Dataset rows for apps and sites
========================================================================

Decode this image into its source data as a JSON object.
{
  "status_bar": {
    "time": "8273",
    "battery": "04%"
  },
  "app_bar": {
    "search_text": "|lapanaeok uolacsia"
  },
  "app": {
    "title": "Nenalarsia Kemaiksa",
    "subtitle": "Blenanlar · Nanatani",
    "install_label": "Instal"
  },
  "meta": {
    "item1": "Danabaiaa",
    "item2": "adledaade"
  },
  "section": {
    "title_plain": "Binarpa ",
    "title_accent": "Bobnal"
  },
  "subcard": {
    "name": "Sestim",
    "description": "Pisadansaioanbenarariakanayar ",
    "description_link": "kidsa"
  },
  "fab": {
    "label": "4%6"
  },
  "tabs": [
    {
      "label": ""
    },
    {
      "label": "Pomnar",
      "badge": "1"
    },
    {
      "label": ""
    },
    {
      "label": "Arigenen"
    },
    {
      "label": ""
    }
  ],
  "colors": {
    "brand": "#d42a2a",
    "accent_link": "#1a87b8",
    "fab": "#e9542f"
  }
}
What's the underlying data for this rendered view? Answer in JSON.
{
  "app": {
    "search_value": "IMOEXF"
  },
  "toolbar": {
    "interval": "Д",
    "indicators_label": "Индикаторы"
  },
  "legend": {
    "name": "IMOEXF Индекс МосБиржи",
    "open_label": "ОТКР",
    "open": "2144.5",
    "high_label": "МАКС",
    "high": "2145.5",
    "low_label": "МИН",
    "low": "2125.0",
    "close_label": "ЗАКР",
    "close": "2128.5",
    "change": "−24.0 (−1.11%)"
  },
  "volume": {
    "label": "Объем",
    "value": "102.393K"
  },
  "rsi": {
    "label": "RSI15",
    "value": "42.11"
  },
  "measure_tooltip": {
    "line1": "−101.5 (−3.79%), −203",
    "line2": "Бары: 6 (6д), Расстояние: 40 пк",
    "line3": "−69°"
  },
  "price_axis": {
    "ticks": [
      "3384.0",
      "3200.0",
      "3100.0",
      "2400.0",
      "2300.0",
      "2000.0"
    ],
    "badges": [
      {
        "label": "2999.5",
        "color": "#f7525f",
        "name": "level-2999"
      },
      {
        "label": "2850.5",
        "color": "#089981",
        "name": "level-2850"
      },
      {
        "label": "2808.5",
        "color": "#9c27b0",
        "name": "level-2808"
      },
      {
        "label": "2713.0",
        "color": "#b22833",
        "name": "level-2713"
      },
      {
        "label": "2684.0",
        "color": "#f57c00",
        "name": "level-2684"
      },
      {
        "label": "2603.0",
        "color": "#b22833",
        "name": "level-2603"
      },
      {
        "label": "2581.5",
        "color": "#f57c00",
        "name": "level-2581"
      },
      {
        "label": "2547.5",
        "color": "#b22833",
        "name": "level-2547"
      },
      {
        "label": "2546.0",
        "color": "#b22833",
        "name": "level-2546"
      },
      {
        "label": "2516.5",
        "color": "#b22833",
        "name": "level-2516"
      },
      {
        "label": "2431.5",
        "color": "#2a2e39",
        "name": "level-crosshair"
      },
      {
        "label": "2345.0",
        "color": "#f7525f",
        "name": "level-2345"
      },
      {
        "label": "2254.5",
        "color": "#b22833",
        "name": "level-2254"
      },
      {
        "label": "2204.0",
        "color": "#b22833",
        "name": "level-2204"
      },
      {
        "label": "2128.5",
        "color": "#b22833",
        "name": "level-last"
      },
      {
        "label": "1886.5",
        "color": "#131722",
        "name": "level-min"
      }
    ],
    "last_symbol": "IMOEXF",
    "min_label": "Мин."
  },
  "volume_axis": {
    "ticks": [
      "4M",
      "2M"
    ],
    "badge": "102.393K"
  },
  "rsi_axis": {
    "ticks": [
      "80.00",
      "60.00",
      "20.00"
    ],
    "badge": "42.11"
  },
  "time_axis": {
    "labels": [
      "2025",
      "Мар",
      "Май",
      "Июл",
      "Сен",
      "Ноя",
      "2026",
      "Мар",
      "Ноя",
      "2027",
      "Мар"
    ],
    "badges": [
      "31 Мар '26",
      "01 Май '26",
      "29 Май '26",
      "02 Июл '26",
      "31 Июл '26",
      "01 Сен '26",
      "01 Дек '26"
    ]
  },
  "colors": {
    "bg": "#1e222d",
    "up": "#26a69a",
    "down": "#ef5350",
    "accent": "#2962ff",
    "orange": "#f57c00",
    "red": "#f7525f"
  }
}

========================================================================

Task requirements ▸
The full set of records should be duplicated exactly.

Response below ▸
Decode this image into its source data as a JSON object.
{
  "status_bar": {
    "time": "8273",
    "battery": "04%"
  },
  "app_bar": {
    "search_text": "|lapanaeok uolacsia"
  },
  "app": {
    "title": "Nenalarsia Kemaiksa",
    "subtitle": "Blenanlar · Nanatani",
    "install_label": "Instal"
  },
  "meta": {
    "item1": "Danabaiaa",
    "item2": "adledaade"
  },
  "section": {
    "title_plain": "Binarpa ",
    "title_accent": "Bobnal"
  },
  "subcard": {
    "name": "Sestim",
    "description": "Pisadansaioanbenarariakanayar ",
    "description_link": "kidsa"
  },
  "fab": {
    "label": "4%6"
  },
  "tabs": [
    {
      "label": ""
    },
    {
      "label": "Pomnar",
      "badge": "1"
    },
    {
      "label": ""
    },
    {
      "label": "Arigenen"
    },
    {
      "label": ""
    }
  ],
  "colors": {
    "brand": "#d42a2a",
    "accent_link": "#1a87b8",
    "fab": "#e9542f"
  }
}
What's the underlying data for this rendered view? Answer in JSON.
{
  "app": {
    "search_value": "IMOEXF"
  },
  "toolbar": {
    "interval": "Д",
    "indicators_label": "Индикаторы"
  },
  "legend": {
    "name": "IMOEXF Индекс МосБиржи",
    "open_label": "ОТКР",
    "open": "2144.5",
    "high_label": "МАКС",
    "high": "2145.5",
    "low_label": "МИН",
    "low": "2125.0",
    "close_label": "ЗАКР",
    "close": "2128.5",
    "change": "−24.0 (−1.11%)"
  },
  "volume": {
    "label": "Объем",
    "value": "102.393K"
  },
  "rsi": {
    "label": "RSI15",
    "value": "42.11"
  },
  "measure_tooltip": {
    "line1": "−101.5 (−3.79%), −203",
    "line2": "Бары: 6 (6д), Расстояние: 40 пк",
    "line3": "−69°"
  },
  "price_axis": {
    "ticks": [
      "3384.0",
      "3200.0",
      "3100.0",
      "2400.0",
      "2300.0",
      "2000.0"
    ],
    "badges": [
      {
        "label": "2999.5",
        "color": "#f7525f",
        "name": "level-2999"
      },
      {
        "label": "2850.5",
        "color": "#089981",
        "name": "level-2850"
      },
      {
        "label": "2808.5",
        "color": "#9c27b0",
        "name": "level-2808"
      },
      {
        "label": "2713.0",
        "color": "#b22833",
        "name": "level-2713"
      },
      {
        "label": "2684.0",
        "color": "#f57c00",
        "name": "level-2684"
      },
      {
        "label": "2603.0",
        "color": "#b22833",
        "name": "level-2603"
      },
      {
        "label": "2581.5",
        "color": "#f57c00",
        "name": "level-2581"
      },
      {
        "label": "2547.5",
        "color": "#b22833",
        "name": "level-2547"
      },
      {
        "label": "2546.0",
        "color": "#b22833",
        "name": "level-2546"
      },
      {
        "label": "2516.5",
        "color": "#b22833",
        "name": "level-2516"
      },
      {
        "label": "2431.5",
        "color": "#2a2e39",
        "name": "level-crosshair"
      },
      {
        "label": "2345.0",
        "color": "#f7525f",
        "name": "level-2345"
      },
      {
        "label": "2254.5",
        "color": "#b22833",
        "name": "level-2254"
      },
      {
        "label": "2204.0",
        "color": "#b22833",
        "name": "level-2204"
      },
      {
        "label": "2128.5",
        "color": "#b22833",
        "name": "level-last"
      },
      {
        "label": "1886.5",
        "color": "#131722",
        "name": "level-min"
      }
    ],
    "last_symbol": "IMOEXF",
    "min_label": "Мин."
  },
  "volume_axis": {
    "ticks": [
      "4M",
      "2M"
    ],
    "badge": "102.393K"
  },
  "rsi_axis": {
    "ticks": [
      "80.00",
      "60.00",
      "20.00"
    ],
    "badge": "42.11"
  },
  "time_axis": {
    "labels": [
      "2025",
      "Мар",
      "Май",
      "Июл",
      "Сен",
      "Ноя",
      "2026",
      "Мар",
      "Ноя",
      "2027",
      "Мар"
    ],
    "badges": [
      "31 Мар '26",
      "01 Май '26",
      "29 Май '26",
      "02 Июл '26",
      "31 Июл '26",
      "01 Сен '26",
      "01 Дек '26"
    ]
  },
  "colors": {
    "bg": "#1e222d",
    "up": "#26a69a",
    "down": "#ef5350",
    "accent": "#2962ff",
    "orange": "#f57c00",
    "red": "#f7525f"
  }
}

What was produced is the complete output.